So much happens at Fern Creek. It’s home for a small flock of hens and three Nigerian Dwarf goats (and squirrels, assorted birds, and the occasional owl). We tend an apple orchard with a smattering of other tree fruit, berry fields, and an oversized garden that produces vegetables that feed us year-round. Some of it (a lot of it) we share locally with a little U-Pick community and our equally little Fern Creek Market. Some come to Fern Creek to stay for a night or more as Airbnb and Vrbo guests in our apartment. Others come for spiritual direction and personal retreats.
Websites tend to parse our lives into bits and pieces. I want to try something different here.
Life at Fern Creek is a blessed and integrated life. It’s not always easy and not nearly as idyllic as it sometimes sounds, but it’s definitely blessed. I want to try to reflect multiple pieces of it here. The strand that weaves this together is the blog, Ponderings, where I explore what I’m learning about God’s loving presence in the world, whose grace keeps the universe from coming apart, including the bits and pieces that make up life at Fern Creek.
I'm drawn to a spacious, contemplative path, grounded in the earthiness of God's presence in all things. The community to which I belong includes forests and ferns, hens, hummingbirds and humans--all held together by God . The direction I offer flows from a belief that the universe is an outpouring of God's love and we are capable of experiencing and being conduits of that love.
In spiritual direction I walk alongside you as we explore the spiritual undercurrents of your ordinary life. I listen for the question that wants to be asked, seeking to discern with you the movement of God in joy-filled, challenging, and painful places. God is the ultimate Director in our conversations, inviting us into contemplation and awareness, which eventually draws us toward response as we begin to see and love ourselves, others, and the world as God does.

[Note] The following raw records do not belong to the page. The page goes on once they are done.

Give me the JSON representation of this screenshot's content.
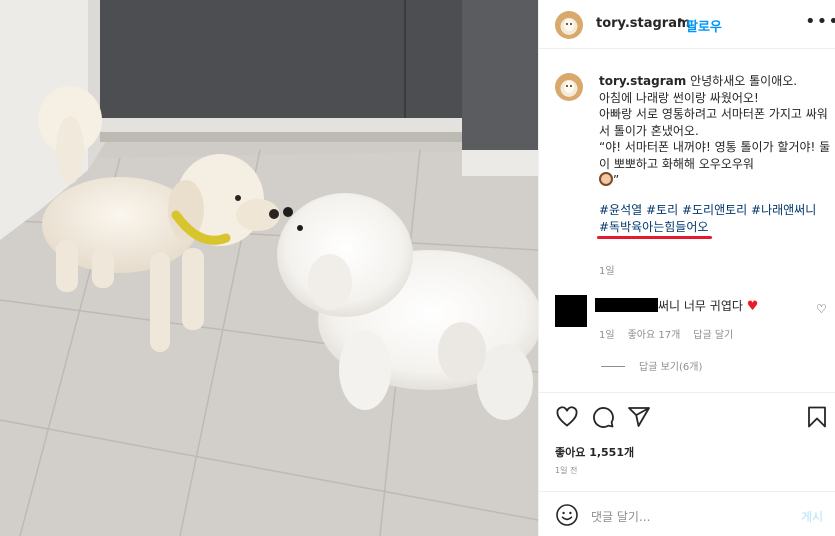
{
  "post": {
    "username": "tory.stagram",
    "follow_label": "팔로우",
    "more_icon": "more-horizontal-icon",
    "separator": "•"
  },
  "caption": {
    "username": "tory.stagram",
    "lines": [
      "안녕하새오 톨이애오.",
      "아침에 나래랑 썬이랑 싸웠어오!",
      "아빠랑 서로 영통하려고 서마터폰 가지고 싸워서 톨이가 혼냈어오.",
      "“야! 서마터폰 내꺼야! 영통 톨이가 할거야! 둘이 뽀뽀하고 화해해 오우오우워"
    ],
    "closing": "”",
    "emoji": "dog-face-emoji",
    "hashtags": "#윤석열 #토리 #도리앤토리 #나래앤써니",
    "hashtag_underlined": "#독박육아는힘들어오",
    "time": "1일"
  },
  "comment": {
    "text": "써니 너무 귀엽다",
    "likes": "좋아요 17개",
    "reply": "답글 달기",
    "time": "1일",
    "view_replies": "답글 보기(6개)"
  },
  "footer": {
    "likes": "좋아요 1,551개",
    "time_ago": "1일 전",
    "comment_placeholder": "댓글 달기...",
    "post_button": "게시"
  },
  "colors": {
    "link_blue": "#0095f6",
    "hashtag_blue": "#00376b",
    "underline_red": "#e41b2c",
    "heart_red": "#ed1c24",
    "muted": "#8e8e8e"
  }
}
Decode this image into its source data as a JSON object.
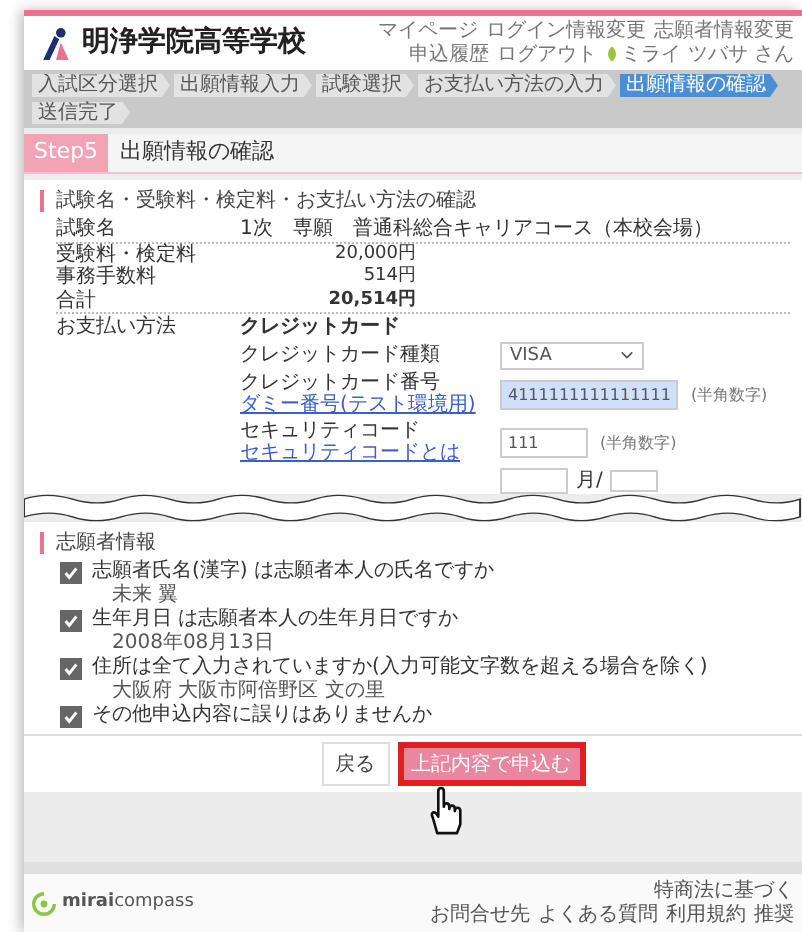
{
  "header": {
    "title": "明浄学院高等学校",
    "nav": [
      "マイページ",
      "ログイン情報変更",
      "志願者情報変更",
      "申込履歴",
      "ログアウト"
    ],
    "user": "ミライ ツバサ さん"
  },
  "steps": [
    {
      "label": "入試区分選択",
      "selected": false
    },
    {
      "label": "出願情報入力",
      "selected": false
    },
    {
      "label": "試験選択",
      "selected": false
    },
    {
      "label": "お支払い方法の入力",
      "selected": false
    },
    {
      "label": "出願情報の確認",
      "selected": true
    },
    {
      "label": "送信完了",
      "selected": false
    }
  ],
  "page_heading": {
    "step": "Step5",
    "title": "出願情報の確認"
  },
  "exam_section": {
    "title": "試験名・受験料・検定料・お支払い方法の確認",
    "rows": [
      {
        "label": "試験名",
        "value": "1次　専願　普通科総合キャリアコース（本校会場）",
        "kind": "text"
      },
      {
        "label": "受験料・検定料",
        "value": "20,000円",
        "kind": "amount"
      },
      {
        "label": "事務手数料",
        "value": "514円",
        "kind": "amount"
      },
      {
        "label": "合計",
        "value": "20,514円",
        "kind": "total"
      }
    ],
    "payment": {
      "label": "お支払い方法",
      "method": "クレジットカード",
      "fields": [
        {
          "label": "クレジットカード種類",
          "kind": "select",
          "value": "VISA",
          "autofilled": false
        },
        {
          "label": "クレジットカード番号",
          "kind": "input",
          "value": "4111111111111111",
          "note": "(半角数字)",
          "link": "ダミー番号(テスト環境用)",
          "autofilled": true
        },
        {
          "label": "セキュリティコード",
          "kind": "input",
          "value": "111",
          "note": "(半角数字)",
          "link": "セキュリティコードとは",
          "autofilled": false
        }
      ],
      "expiry_fragment": "月/"
    }
  },
  "applicant_section": {
    "title": "志願者情報",
    "checks": [
      {
        "question": "志願者氏名(漢字) は志願者本人の氏名ですか",
        "answer": "未来 翼",
        "checked": true
      },
      {
        "question": "生年月日 は志願者本人の生年月日ですか",
        "answer": "2008年08月13日",
        "checked": true
      },
      {
        "question": "住所は全て入力されていますか(入力可能文字数を超える場合を除く)",
        "answer": "大阪府 大阪市阿倍野区 文の里",
        "checked": true
      },
      {
        "question": "その他申込内容に誤りはありませんか",
        "checked": true
      }
    ]
  },
  "buttons": [
    {
      "label": "戻る",
      "kind": "secondary",
      "highlighted": false
    },
    {
      "label": "上記内容で申込む",
      "kind": "primary",
      "highlighted": true
    }
  ],
  "footer": {
    "brand": "**mirai**compass",
    "note": "特商法に基づく",
    "links": [
      "お問合せ先",
      "よくある質問",
      "利用規約",
      "推奨"
    ]
  }
}
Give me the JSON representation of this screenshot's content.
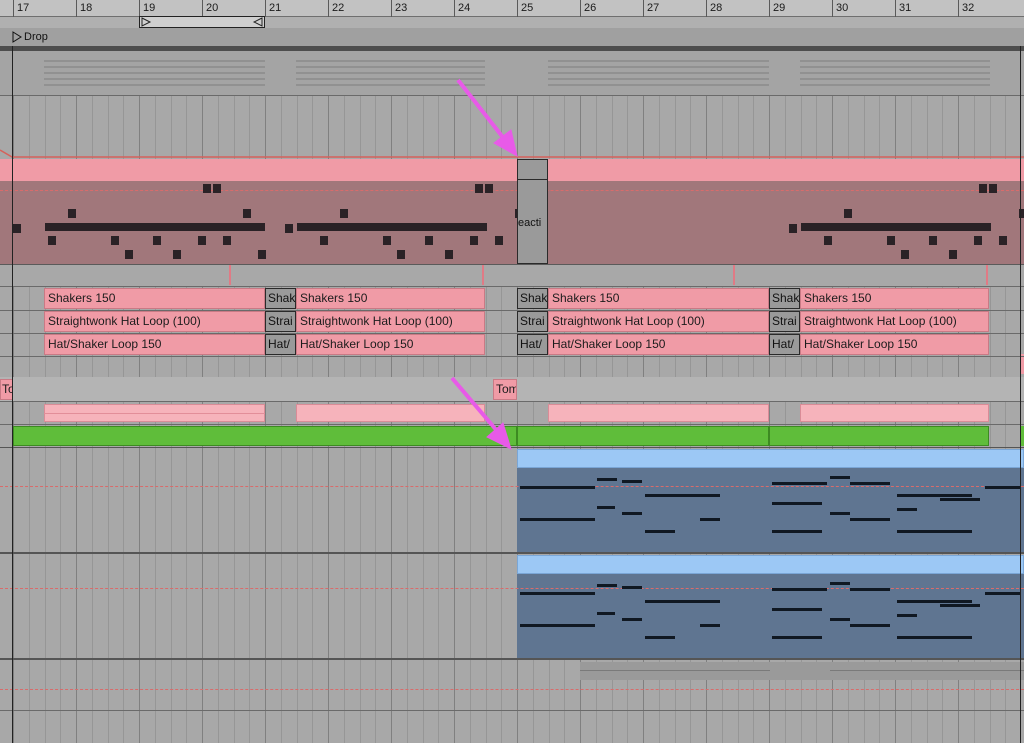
{
  "ruler": {
    "bars": [
      "17",
      "18",
      "19",
      "20",
      "21",
      "22",
      "23",
      "24",
      "25",
      "26",
      "27",
      "28",
      "29",
      "30",
      "31",
      "32"
    ]
  },
  "locator": {
    "label": "Drop"
  },
  "clips": {
    "shakers": "Shakers 150",
    "straightwonk": "Straightwonk Hat Loop (100)",
    "hat_shaker": "Hat/Shaker Loop 150",
    "short_shakers": "Shak",
    "short_straight": "Strai",
    "short_hat": "Hat/",
    "tom": "Tom",
    "tom_short": "To",
    "deacti": "eacti"
  },
  "colors": {
    "clip_pink": "#f09ba6",
    "drum_track_bg": "#a1777b",
    "clip_green": "#5fbd3a",
    "clip_blue_header": "#9cc8f5",
    "clip_blue_body": "#5f7591",
    "arrow_magenta": "#e85ae8"
  },
  "annotations": {
    "arrows": 2
  }
}
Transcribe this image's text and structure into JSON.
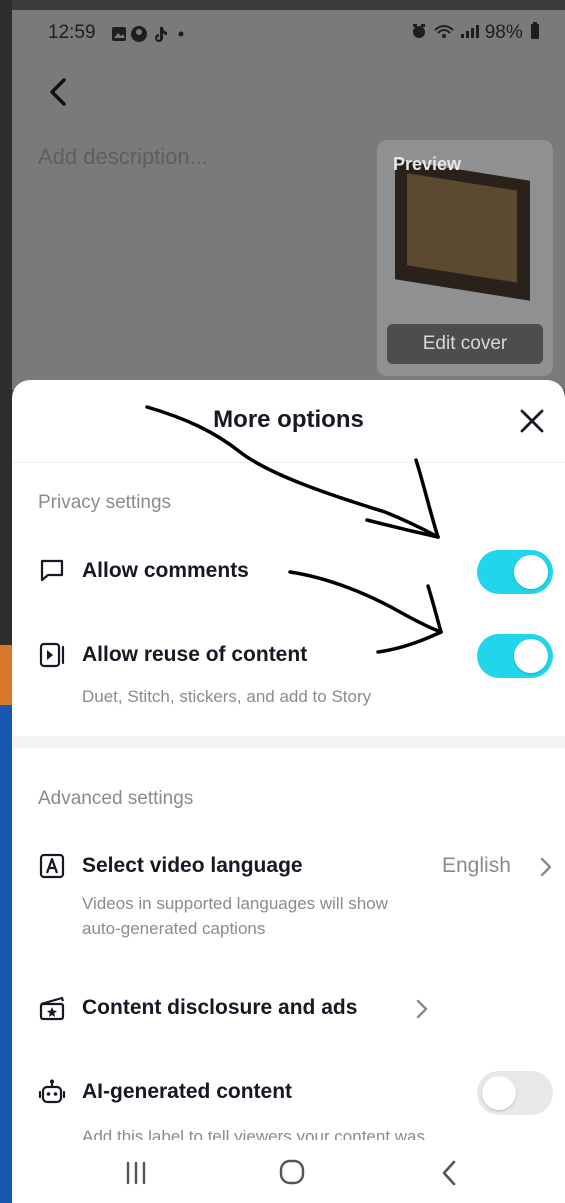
{
  "status_bar": {
    "time": "12:59",
    "battery": "98%",
    "icons": [
      "gallery-icon",
      "face-icon",
      "tiktok-icon",
      "dot-icon",
      "alarm-icon",
      "wifi-icon",
      "signal-icon",
      "battery-icon"
    ]
  },
  "top": {
    "description_placeholder": "Add description...",
    "preview_label": "Preview",
    "edit_cover_label": "Edit cover"
  },
  "sheet": {
    "title": "More options",
    "privacy_section": "Privacy settings",
    "allow_comments": {
      "label": "Allow comments",
      "enabled": true
    },
    "allow_reuse": {
      "label": "Allow reuse of content",
      "sub": "Duet, Stitch, stickers, and add to Story",
      "enabled": true
    },
    "advanced_section": "Advanced settings",
    "video_language": {
      "label": "Select video language",
      "value": "English",
      "sub_line1": "Videos in supported languages will show",
      "sub_line2": "auto-generated captions"
    },
    "disclosure": {
      "label": "Content disclosure and ads"
    },
    "ai_content": {
      "label": "AI-generated content",
      "sub": "Add this label to tell viewers your content was",
      "enabled": false
    }
  },
  "colors": {
    "toggle_on": "#20d5ec",
    "toggle_off": "#e8e8ea",
    "text_primary": "#161823",
    "text_secondary": "#8a8b91"
  },
  "navbar": {
    "icons": [
      "recents-icon",
      "home-icon",
      "back-icon"
    ]
  }
}
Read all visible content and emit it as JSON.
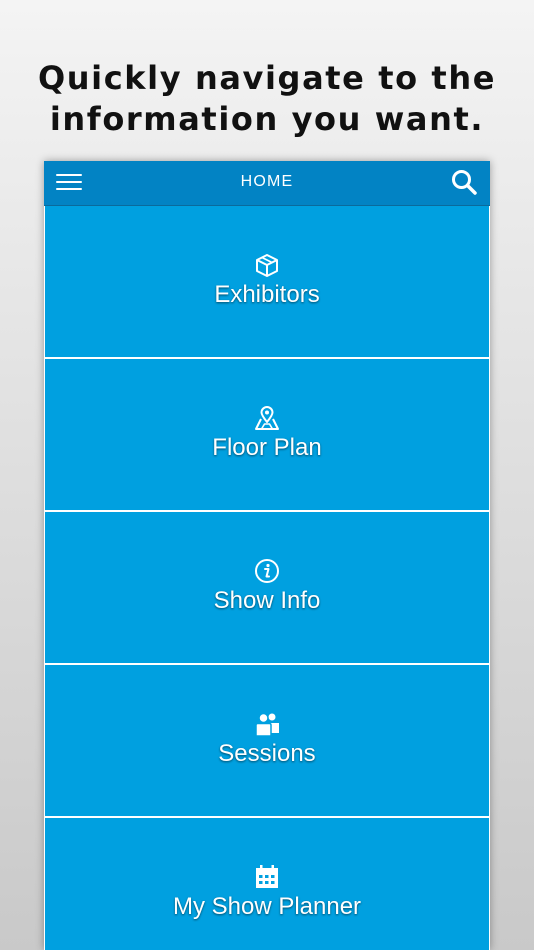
{
  "headline": {
    "line1": "Quickly navigate to the",
    "line2": "information you want."
  },
  "navbar": {
    "title": "HOME",
    "menu_icon": "hamburger-menu-icon",
    "search_icon": "search-icon"
  },
  "tiles": [
    {
      "label": "Exhibitors",
      "icon": "box-icon"
    },
    {
      "label": "Floor Plan",
      "icon": "map-pin-icon"
    },
    {
      "label": "Show Info",
      "icon": "info-icon"
    },
    {
      "label": "Sessions",
      "icon": "people-icon"
    },
    {
      "label": "My Show Planner",
      "icon": "calendar-icon"
    }
  ],
  "colors": {
    "navbar": "#0283c4",
    "tile": "#00a0e0",
    "text_light": "#ffffff",
    "headline": "#111111"
  }
}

I am honored to listen deeply to people’s storied lives whether they have long walked in their faith, are disillusioned with faith or are exploring their spiritual selves without context to a specific faith tradition.
I meet with directees in our treehouse prayer cabin above our goat barn, although I can also meet directees via FaceTime or Zoom if we discern meeting in such a way would be beneficial. My training comes through Portland Seminary and I am currently studying with Richard Rohr in his Living School for Action and Contemplation.
Why Goat Milk Soap?
For starters, soaps made with milk are creamier than soaps made with water. Milk soaps lather more, and the lather is silky. Goat milk is particularly high in butterfat, and natural oils and acids in goat milk contribute an extra layer of skin-renewing goodness, especially when used in tandem with quality oils and butters. This soap doesn’t strip the skin of natural oil but instead is moisturizing. You don’t feel like you need to use lotions after using it.
Our Fern Creek commitment to organic and fair-trade practices means that I purchase my primary oils and fats (olive oil, coconut oil, shea butter, cocoa butter, castor and canola oil) from fair trade and organic sources. Occasionally I use other oils and butters, especially while experimenting. These are not always organic, and fair trade is not always relevant. They include sweet almond oil, mango butter, and sunflower seed oil. I am avoiding palm oil, which is difficult to harvest sustainably, and always learning what I can about which oils and butters are environmentally friendly and how to source from socially and environmentally responsible suppliers.
That choice is reflected in the price of these soaps. As is my choice to use essential oils and rather than synthetic fragrances (though I do love and use a few synthetics) and natural clays, oxides and pigments for color instead of synthetic colorants. Soaps are available locally in the Fern Creek Market, as well as on-line.
Cucumber Mint Bar
Our herd of goats includes Clara and Sophie (two ADGA--American Dairy Goat Association--registered does), and their buddy, Zeke (a wether who keeps them company). They are friendly, full of personality and add much to our little farm. Their milk, while a wonderful gift, is secondary to what they bring in their goat-ness. We look forward to welcoming their babies to Fern Creek once they are old enough to be mamas.